VS: I ski at Bridger Bowl and Big Sky resort, in Montana, and in the surrounding backcountry. At Bridger you had to reserve a day to go skiing, which kept the mountain at a nice capacity actually. But we were still allowed to go into the backcountry. Although no carpooling meant a lot more cars, which is of course horrible for the climate but that seemed like the only deterrent.

AM: What’s your favourite skiing around there?

VS: At Bridger I like to hike up onto the ridge. There’s a lot of unmarked terrain so you have to know where you’re going as you could easily get cliffed out. There’s a bit more of this slackcountry vibe. Big Sky is just massive so I’m still learning the terrain there. I really love skiing off of Lone Peak and some of the steeper stuff off of Challenger, and the A-Z Chutes and Dictator Chutes. There are a lot of different options, big mountain feel, with steep, exposed skiing.

AM: You’ve accomplished some serious firsts, including the first 720 spin by an adaptive skier, the first independent adaptive ascent of several summits, the first independent adaptive ascent and descent on skis of several others, now Denali and Mount Moran too. Is that something you’ve been aiming for or has that just happened naturally?

VS: It’s really come about naturally. Most things I touch happen to be firsts because a lot of disabled folks haven’t gotten this kind of access. I say ‘firsts’ as a kind of hook for people to understand that when disabled folks are provided resources we can do these things. We have a lot of power as disabled people, as long as we are supported in the ways that we want to be. That goes for anyone really. Support and grit combined can bring you to these metaphorical summits, these metaphorical firsts.

AM: Have you found yourself reaching a limit and drawing your line in the snow when it comes to risk?

VS: I’m still trying to find that. I hope I don’t find that in an aggressive way, like getting stuck in avalanche. I try to be really conservative when it comes to backcountry travel and choose my lines very particularly. With my ski ability I can pretty much ski anything up to 55 degrees, so it’s outside factors that I still have control over to watch – decision making or knowing whether or not to go into the mountains that day. I try to be as conservative as possible.

AM: When you’re approaching a big mountain mission, like Denali, what’s your preparation process?

VS: A lot of it is physical training. I’m always training for nothing and something at the same time. I try to stay at this plateau of strength, endurance and ability – it helps for these more ambitious goals like Denali and Moran.

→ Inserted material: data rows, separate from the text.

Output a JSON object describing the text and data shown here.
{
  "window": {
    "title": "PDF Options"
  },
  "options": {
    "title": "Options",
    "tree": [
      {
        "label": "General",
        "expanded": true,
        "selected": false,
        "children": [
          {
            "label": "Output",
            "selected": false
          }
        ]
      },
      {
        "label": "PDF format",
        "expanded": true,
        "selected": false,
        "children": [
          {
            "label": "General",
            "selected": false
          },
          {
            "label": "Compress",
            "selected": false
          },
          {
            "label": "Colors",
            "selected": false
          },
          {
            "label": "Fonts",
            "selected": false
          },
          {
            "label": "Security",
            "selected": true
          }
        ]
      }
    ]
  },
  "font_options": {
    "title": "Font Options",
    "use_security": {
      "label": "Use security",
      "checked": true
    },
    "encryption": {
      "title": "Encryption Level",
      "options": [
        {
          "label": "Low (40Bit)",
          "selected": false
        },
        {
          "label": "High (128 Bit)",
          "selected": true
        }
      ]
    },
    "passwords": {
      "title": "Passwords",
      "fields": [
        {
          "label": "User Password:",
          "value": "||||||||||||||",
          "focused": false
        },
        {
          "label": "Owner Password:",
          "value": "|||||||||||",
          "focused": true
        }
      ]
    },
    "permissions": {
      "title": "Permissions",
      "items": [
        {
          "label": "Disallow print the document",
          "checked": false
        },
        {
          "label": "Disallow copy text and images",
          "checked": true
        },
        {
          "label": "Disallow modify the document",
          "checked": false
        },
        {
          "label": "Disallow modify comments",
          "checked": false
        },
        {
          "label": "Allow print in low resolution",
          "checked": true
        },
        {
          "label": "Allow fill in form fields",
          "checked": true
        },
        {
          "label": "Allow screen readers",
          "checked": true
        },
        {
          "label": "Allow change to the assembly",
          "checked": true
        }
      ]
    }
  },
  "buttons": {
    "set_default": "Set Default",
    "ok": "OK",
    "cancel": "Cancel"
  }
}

AM: What’s are your key pieces of gear for big backcountry days?

VS: I enjoy skiing on my Faction skis, the Agent 3.0. They’re not floppy whatsoever. I’ve skied on soft backcountry skis before and I just don’t like them anymore. These skis have this stiffness, but they’re lightweight, a great balance between two extremes. When touring, definitely Dynafit bindings and I have my beacon, shovel, probe, Garmin inReach, a med kit and a repair kit on me at all times.

            Obviously my outriggers, I can’t get into the backcountry without them. They are pretty much forearm crutches with little skis. I have snowshoe basket attachments that go on the bottom. I place both the outriggers in front of me and then skin and tech binding on my foot, and just kind of walk uphill slow and steady.

            I created the attachments for the outriggers myself. It’s a plastic piece that was once the extender of a snowshoe. I’ve been using it for about 10 years and a lot of other adaptive athletes have hit me up to see how that works and then used it themselves which is awesome. We’re basically creating a new sport that people might not have thought of before: adaptive backcountry skiing.

AM: What’s on the horizon? Do you have any goals for the future?

VS: I think I will fade out of being an athlete, I don’t know when but I know I’ll probably destroy my body within the next decade, so who knows! My idea is to keep celebrating and elevating the communities I’m a part of through the work I’m doing. Making sure I’m supporting them in the ways that they want to be supported. That’s my number one goal.

It’s never really about me, it’s about everyone. I’m trying to grow as a person, but also trying to grow as a community at the same time.